So there I was, in the audience, as Bill Gates was trying to warm up the market with the newest cool thing, which he was calling the multimedia PC, and I wasn't buying. Prior to becoming a journalist I had had a real job as a computer graphics programmer, working with some very (at the time) high end graphics systems that cost, believe it or not, upwards of $250,000. We had specialized graphics engines, specialized monitors, fancy plotters, and the like, and it cost a bundle and was hard as hell to work with, hence the need for a "semi"-skilled programmer such as myself to actually make any multi-media things happen.

And there was Gates pretending that we were all going to do all this on a PC, and that it was going to be really cool and fun and useful. Yeh, right. Then he went through the hardware and software spec that would be the foundation of this new computing platform, followed by a demo of what we could look forward to once this new era had been ushered in. As I recall the demo was a children's game the likes of which you wouldn't let your child near today. Not only were the graphics bad and the user experience lousy, but it was really hard to look at this and see where Gates and company could possibly take this lame little spec. Multimedia PC? For playing bad children's game. Puh-leeeeeease.

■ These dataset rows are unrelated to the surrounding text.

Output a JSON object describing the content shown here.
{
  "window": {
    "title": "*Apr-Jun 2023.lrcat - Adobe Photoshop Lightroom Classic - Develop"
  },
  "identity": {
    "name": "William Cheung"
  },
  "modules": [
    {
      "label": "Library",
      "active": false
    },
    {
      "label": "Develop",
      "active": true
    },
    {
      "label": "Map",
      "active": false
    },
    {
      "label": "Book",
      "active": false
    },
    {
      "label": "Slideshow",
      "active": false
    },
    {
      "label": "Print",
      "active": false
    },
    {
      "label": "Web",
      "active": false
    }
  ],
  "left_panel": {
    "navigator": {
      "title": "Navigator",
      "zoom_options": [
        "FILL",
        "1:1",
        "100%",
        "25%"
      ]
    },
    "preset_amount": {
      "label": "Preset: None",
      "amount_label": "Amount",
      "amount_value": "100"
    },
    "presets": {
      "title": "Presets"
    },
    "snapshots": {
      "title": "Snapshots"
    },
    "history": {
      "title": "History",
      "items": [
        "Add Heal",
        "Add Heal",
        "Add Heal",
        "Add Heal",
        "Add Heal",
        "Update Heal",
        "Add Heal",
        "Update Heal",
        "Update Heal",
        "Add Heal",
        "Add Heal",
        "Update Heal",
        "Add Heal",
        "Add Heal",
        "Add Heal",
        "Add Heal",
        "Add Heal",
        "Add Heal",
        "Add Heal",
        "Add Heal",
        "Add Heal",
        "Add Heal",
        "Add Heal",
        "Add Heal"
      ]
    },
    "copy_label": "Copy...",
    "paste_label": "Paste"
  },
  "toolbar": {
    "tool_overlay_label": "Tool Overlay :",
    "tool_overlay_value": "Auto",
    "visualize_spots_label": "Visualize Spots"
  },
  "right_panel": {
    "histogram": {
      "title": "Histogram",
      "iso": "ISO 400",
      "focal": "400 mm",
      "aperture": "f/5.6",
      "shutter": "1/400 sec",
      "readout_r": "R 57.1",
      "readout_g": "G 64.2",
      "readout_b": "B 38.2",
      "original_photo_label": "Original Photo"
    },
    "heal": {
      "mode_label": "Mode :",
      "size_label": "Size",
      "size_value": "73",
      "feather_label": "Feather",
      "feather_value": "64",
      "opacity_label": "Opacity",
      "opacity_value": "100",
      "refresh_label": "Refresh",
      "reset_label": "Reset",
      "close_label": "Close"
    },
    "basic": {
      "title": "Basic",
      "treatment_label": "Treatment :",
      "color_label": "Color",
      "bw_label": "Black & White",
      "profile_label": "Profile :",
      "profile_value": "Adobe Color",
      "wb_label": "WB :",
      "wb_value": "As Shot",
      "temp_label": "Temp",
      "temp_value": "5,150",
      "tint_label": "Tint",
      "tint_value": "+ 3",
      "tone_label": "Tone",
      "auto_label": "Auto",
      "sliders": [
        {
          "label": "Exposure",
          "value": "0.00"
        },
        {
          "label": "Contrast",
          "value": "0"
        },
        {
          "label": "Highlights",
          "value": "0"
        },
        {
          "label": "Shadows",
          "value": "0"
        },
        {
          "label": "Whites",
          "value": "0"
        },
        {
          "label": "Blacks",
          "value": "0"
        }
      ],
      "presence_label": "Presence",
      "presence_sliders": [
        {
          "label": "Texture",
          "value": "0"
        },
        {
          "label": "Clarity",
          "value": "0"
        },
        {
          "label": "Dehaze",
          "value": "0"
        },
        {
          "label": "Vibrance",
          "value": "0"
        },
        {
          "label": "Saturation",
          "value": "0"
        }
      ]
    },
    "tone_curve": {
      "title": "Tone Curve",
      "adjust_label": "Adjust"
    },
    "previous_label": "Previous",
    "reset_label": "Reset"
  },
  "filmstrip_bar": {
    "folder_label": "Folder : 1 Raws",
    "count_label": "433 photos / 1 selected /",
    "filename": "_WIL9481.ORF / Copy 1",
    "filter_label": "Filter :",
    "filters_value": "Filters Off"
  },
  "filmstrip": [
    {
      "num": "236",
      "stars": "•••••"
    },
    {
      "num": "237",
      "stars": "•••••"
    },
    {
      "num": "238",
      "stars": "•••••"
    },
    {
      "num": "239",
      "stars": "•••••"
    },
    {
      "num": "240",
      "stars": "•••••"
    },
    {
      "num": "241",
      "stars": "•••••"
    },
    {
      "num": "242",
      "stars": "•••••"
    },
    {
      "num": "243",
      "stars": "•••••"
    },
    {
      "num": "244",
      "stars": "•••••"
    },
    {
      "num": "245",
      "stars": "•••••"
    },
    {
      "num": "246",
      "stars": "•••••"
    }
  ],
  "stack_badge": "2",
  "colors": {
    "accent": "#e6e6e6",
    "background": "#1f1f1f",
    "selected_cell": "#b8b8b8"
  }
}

So I raised my hand and said something fresh like, "Bill, what is the killer app that's going to make this multimedia PC a must-have on every desktop?" I'm sure I said with a smirk, or some disdain, or a combination of the two. After all, my journalist colleagues were in the room and this kind of attitude was expected of all us.

Bill's answer was impressively unimpressive, and it was apparent that there was no killer app that he could cite that was going to take this funny concept and make something of it. Indeed, as I recall, he fumbled around and finally said that the spec was needed to open up the unknown possibilities of multimedia, or something like that. I left with my smirk well-justified, or so I thought.

The rest, as they say, is history, and it belonged as much to Bill's vision of a multimedia PC as anything else. As early thinking around the Web emerged from a bunch of Unix heads at CERN, it became pretty obvious to me that I had now had the answer to my question, and that, regardless of Bill's hesitation, his vision, while clearly unable to be as specific as I would have hoped, was nonetheless as keen as it needed to be. Instead of being present at another worthless press conference, I had been present at one of the key conceptual moments in the future of computing -- the World Wide Web -- and Bill Gates had, once again called it right, despite himself.

So, as Bill goes off to retirement and I look forward to slaving away for another 20 years to pay for my kids' education, I see two lessons from this experience. The first is that Bill Gates usually got things right, as long as you gave him enough time to let the market catch up. That was his singular gift, and hopefully he'll apply it to philanthropy with similar results.

The second lesson is that, if Bill is usually right, maybe it's time I shifted careers and got into philanthropy myself. Bill's clearly on to something here, and, who knows, in 20 year he may have figured out a way to put philanthropy on every desktop too. Wouldn't that be a good idea?

Editorial standards